**Page and application data records:**
·····

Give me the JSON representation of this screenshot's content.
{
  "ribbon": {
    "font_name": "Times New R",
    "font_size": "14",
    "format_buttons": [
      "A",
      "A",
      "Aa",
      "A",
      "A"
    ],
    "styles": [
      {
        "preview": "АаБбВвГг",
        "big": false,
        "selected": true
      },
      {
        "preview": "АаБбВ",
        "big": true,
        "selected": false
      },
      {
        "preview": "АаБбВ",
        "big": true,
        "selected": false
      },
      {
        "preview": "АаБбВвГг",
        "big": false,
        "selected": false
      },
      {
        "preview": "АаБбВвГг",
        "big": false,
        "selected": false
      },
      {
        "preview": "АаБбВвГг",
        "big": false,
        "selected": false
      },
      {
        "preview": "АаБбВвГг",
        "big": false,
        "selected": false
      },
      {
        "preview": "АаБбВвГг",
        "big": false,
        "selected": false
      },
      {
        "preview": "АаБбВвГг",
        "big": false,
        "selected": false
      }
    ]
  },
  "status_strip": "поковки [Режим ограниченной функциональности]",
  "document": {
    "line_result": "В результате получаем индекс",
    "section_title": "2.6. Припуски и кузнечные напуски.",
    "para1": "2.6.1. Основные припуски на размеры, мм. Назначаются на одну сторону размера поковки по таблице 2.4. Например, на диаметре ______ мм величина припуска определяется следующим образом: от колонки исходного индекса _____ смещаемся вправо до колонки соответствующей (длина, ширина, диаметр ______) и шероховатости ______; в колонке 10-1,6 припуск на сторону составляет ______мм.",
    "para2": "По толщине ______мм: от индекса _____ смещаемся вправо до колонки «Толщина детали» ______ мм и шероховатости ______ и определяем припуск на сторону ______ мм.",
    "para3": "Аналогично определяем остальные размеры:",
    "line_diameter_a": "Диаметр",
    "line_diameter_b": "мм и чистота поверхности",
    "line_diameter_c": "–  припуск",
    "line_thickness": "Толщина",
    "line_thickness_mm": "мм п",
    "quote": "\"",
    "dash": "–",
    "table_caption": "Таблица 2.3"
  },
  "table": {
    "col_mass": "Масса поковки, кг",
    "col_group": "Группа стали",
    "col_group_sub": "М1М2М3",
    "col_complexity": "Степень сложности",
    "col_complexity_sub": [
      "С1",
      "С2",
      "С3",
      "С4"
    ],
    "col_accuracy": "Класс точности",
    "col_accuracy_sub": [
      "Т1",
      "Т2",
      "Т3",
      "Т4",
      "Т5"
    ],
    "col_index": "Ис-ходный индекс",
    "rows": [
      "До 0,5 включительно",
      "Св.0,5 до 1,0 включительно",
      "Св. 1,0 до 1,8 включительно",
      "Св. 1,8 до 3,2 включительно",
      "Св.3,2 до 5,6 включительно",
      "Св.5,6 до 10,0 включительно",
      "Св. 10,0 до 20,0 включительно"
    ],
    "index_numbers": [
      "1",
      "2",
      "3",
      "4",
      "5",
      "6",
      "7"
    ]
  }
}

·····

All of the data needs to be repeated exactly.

**PROBLEM SOLUTION:**
Give me the JSON representation of this screenshot's content.
{
  "ribbon": {
    "font_name": "Times New R",
    "font_size": "14",
    "format_buttons": [
      "A",
      "A",
      "Aa",
      "A",
      "A"
    ],
    "styles": [
      {
        "preview": "АаБбВвГг",
        "big": false,
        "selected": true
      },
      {
        "preview": "АаБбВ",
        "big": true,
        "selected": false
      },
      {
        "preview": "АаБбВ",
        "big": true,
        "selected": false
      },
      {
        "preview": "АаБбВвГг",
        "big": false,
        "selected": false
      },
      {
        "preview": "АаБбВвГг",
        "big": false,
        "selected": false
      },
      {
        "preview": "АаБбВвГг",
        "big": false,
        "selected": false
      },
      {
        "preview": "АаБбВвГг",
        "big": false,
        "selected": false
      },
      {
        "preview": "АаБбВвГг",
        "big": false,
        "selected": false
      },
      {
        "preview": "АаБбВвГг",
        "big": false,
        "selected": false
      }
    ]
  },
  "status_strip": "поковки [Режим ограниченной функциональности]",
  "document": {
    "line_result": "В результате получаем индекс",
    "section_title": "2.6. Припуски и кузнечные напуски.",
    "para1": "2.6.1. Основные припуски на размеры, мм. Назначаются на одну сторону размера поковки по таблице 2.4. Например, на диаметре ______ мм величина припуска определяется следующим образом: от колонки исходного индекса _____ смещаемся вправо до колонки соответствующей (длина, ширина, диаметр ______) и шероховатости ______; в колонке 10-1,6 припуск на сторону составляет ______мм.",
    "para2": "По толщине ______мм: от индекса _____ смещаемся вправо до колонки «Толщина детали» ______ мм и шероховатости ______ и определяем припуск на сторону ______ мм.",
    "para3": "Аналогично определяем остальные размеры:",
    "line_diameter_a": "Диаметр",
    "line_diameter_b": "мм и чистота поверхности",
    "line_diameter_c": "–  припуск",
    "line_thickness": "Толщина",
    "line_thickness_mm": "мм п",
    "quote": "\"",
    "dash": "–",
    "table_caption": "Таблица 2.3"
  },
  "table": {
    "col_mass": "Масса поковки, кг",
    "col_group": "Группа стали",
    "col_group_sub": "М1М2М3",
    "col_complexity": "Степень сложности",
    "col_complexity_sub": [
      "С1",
      "С2",
      "С3",
      "С4"
    ],
    "col_accuracy": "Класс точности",
    "col_accuracy_sub": [
      "Т1",
      "Т2",
      "Т3",
      "Т4",
      "Т5"
    ],
    "col_index": "Ис-ходный индекс",
    "rows": [
      "До 0,5 включительно",
      "Св.0,5 до 1,0 включительно",
      "Св. 1,0 до 1,8 включительно",
      "Св. 1,8 до 3,2 включительно",
      "Св.3,2 до 5,6 включительно",
      "Св.5,6 до 10,0 включительно",
      "Св. 10,0 до 20,0 включительно"
    ],
    "index_numbers": [
      "1",
      "2",
      "3",
      "4",
      "5",
      "6",
      "7"
    ]
  }
}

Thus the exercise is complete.